With the success of their film “High Note,” Great Gus Productions has emerged from a local, tiny family-run business to an award-winning film company.
“After completing ‘High Note,’ we were all still motivated and inspired. It felt natural to continue. At this point we have the next three projects planned out,” said Amy Gustafson, producer of “High Note.”
In a special premiere for the island community, “High Note” will be shown at 11 a.m., Sunday, Sept. 23, at the Palace Theatre in Friday Harbor.
The film, which is the first project of Great Gus Productions, has already won two awards from the Las Vegas Film in Action film festival.“High Note” was nominated for seven awards and took home Best Guerilla Film and Best Spirit. Brothers Jacob and David Gustafson attended the festival, which they said was an amazing experience, complete with seminars, airing a variety of films, and closed with the awards ceremony where the two were on hand to accept “High Note” awards.
The film began as a collaboration between the two brothers, Jacob and David. Soon other family members were pulled in, as well as good friend Carl Billington.
“High Note” centers around best friends Cliff and Otis. The buddies develop a get-rich-quick scheme stealing from dangerous drug dealers.
Jacob summarizes the rest of the movie:
“Going against the plan, the two spend the night partying, allowing the audience to see that, in a certain light, the ‘bad guys’ weren’t really all that bad to begin with. Simply put, this film is just your everyday druggie, dramedy, indie musical that’s filled with Germans, Jesus, banjos, bongos, beers and bongs.”
Not only does the film feature local actors, but the entire movie was filmed in Friday Harbor. “A keen observer will probably recognize the places that we shot on the island,” said Amy, who is also the sister of the Gustafson brothers.
Working side by side with family can be rewarding and challenging.
“There is literally no separation between work and personal life. I know all the personal things going on in their lives, and they know mine,” Amy said, adding that working so closely with family members is also amazing because there is the opportunity to see all the great things they can do. “On the whole, I really enjoy working with my siblings, and I really look forward to all of our future projects,” she said.

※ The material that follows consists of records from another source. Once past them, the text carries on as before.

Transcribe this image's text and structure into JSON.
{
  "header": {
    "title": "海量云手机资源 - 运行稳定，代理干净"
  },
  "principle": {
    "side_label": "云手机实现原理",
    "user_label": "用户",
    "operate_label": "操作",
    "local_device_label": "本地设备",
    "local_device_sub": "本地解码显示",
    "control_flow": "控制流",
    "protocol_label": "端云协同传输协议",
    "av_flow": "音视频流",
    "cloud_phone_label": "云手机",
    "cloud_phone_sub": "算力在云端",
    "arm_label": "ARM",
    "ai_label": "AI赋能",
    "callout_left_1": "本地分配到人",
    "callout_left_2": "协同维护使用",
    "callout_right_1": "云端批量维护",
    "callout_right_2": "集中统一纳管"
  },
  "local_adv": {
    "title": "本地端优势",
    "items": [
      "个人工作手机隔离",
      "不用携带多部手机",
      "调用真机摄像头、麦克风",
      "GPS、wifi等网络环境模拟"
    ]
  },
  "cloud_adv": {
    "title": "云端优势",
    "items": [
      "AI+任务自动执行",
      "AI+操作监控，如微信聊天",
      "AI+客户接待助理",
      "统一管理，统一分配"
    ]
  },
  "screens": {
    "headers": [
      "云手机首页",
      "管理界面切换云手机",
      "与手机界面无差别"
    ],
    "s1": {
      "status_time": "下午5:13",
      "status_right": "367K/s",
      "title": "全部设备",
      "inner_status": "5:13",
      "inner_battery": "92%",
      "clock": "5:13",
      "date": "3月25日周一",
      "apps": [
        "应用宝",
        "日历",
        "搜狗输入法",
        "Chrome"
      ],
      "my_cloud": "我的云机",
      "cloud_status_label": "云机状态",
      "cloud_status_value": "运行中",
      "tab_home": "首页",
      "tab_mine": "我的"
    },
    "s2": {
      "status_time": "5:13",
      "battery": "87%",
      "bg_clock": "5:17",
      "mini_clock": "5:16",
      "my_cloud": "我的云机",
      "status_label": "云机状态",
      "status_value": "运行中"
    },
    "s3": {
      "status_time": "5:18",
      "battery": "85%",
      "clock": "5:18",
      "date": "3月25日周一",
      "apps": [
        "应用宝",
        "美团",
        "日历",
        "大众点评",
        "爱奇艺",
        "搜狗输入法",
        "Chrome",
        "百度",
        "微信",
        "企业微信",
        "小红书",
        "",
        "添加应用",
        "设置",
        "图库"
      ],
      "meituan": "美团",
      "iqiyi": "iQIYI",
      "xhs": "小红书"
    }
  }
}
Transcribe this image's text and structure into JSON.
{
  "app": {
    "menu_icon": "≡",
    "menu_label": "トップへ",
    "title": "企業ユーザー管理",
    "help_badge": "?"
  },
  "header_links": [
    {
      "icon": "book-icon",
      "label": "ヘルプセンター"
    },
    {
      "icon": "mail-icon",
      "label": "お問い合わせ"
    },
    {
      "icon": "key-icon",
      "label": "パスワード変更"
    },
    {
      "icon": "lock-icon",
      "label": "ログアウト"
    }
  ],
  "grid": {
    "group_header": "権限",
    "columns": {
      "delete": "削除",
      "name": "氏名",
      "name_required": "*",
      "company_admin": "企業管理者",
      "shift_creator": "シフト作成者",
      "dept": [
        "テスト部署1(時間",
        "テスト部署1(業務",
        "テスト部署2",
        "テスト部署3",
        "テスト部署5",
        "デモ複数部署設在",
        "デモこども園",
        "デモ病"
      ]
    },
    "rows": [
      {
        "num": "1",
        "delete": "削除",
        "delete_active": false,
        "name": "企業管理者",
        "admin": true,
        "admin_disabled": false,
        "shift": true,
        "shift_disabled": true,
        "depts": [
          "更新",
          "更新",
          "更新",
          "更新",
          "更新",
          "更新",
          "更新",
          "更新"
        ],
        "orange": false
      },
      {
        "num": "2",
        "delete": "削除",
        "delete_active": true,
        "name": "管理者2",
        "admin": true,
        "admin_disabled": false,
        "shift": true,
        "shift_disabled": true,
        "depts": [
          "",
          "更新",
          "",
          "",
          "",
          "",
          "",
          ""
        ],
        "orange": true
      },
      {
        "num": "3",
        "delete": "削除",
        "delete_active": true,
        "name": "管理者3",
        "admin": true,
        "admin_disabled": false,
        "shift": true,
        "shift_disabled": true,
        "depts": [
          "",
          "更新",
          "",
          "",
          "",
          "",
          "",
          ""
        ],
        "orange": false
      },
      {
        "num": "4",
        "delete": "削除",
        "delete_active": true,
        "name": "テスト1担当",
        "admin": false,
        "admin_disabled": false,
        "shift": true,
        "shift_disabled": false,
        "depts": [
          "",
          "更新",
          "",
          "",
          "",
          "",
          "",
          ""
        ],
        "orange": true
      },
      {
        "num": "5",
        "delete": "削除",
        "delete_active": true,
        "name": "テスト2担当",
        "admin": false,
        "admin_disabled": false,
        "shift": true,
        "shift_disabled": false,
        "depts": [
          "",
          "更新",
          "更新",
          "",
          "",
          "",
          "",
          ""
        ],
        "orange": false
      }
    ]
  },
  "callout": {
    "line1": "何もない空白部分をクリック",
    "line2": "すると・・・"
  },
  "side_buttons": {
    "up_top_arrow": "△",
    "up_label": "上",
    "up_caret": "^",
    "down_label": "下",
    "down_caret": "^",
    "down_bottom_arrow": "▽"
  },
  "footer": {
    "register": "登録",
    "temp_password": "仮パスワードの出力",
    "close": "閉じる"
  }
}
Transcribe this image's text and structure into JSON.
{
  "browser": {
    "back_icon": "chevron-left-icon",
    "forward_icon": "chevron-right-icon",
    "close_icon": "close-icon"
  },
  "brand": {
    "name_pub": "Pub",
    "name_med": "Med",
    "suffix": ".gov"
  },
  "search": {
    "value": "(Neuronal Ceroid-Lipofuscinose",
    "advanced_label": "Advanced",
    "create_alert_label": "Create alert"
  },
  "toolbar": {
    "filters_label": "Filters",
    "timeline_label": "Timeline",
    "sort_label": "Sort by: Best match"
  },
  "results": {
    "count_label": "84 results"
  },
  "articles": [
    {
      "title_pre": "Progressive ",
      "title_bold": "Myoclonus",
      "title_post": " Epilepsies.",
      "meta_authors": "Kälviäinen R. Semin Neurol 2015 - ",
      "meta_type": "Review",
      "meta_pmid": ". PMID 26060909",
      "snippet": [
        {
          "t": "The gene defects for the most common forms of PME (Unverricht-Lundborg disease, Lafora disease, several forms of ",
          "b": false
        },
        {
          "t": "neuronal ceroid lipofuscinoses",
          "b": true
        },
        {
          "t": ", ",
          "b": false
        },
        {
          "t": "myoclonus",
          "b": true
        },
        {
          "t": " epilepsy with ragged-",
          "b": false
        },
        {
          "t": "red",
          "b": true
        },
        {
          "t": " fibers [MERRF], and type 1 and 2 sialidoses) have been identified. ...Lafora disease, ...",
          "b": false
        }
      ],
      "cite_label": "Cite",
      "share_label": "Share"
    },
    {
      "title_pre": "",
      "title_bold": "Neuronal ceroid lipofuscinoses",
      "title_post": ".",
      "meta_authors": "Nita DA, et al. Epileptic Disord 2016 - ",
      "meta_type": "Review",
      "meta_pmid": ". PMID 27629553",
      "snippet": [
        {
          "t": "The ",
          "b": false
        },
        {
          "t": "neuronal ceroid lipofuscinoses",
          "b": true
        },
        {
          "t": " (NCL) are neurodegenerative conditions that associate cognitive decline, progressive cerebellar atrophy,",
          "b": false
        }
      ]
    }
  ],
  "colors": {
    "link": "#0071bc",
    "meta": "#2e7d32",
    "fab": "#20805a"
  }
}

Honoring their Native American ancestry — the Gustafsons are Athabaskan, an Alaskan tribe — Great Gus Productions will include at least one native fact, event or opinion, Amy said.
“In ‘High Note,’ it was the substance abuse playing a big role in our parents’ generation that then impacted us,” she explained, adding that their next project, “Beyond the Shadows” will be more obvious in the plot line, as it directly references Native American genocide. A crowdfunding campaign has been launched to assist with “Beyond the Shadows” on a site called Seeds and Sparks. Besides receiving donations, according to Amy, they can earn points by having followers. “Our goal is to reach the 1,000 follower level [before] it unlocks many goodies for us,” Amy explained.
Should they reach that many followers, they could have an opportunity to pitch their movies to the Duplass Brothers, which in turn would open countless other doors for the indie film company. Rewards for reaching the 1,000-follower mark also include equipment rentals, festival entrance fees and other software products.
“This is where I love the island the most. They are our followers, and they are amazing. It is surreal when people stop and ask how the projects are going and rally behind us,” Amy said. “I love the island community. We couldn’t do this without the amazing support of the San Juan Islands.”
To learn more, visit the Great Gus Productions Facebook page at www.facebook.com/greatgusproductions.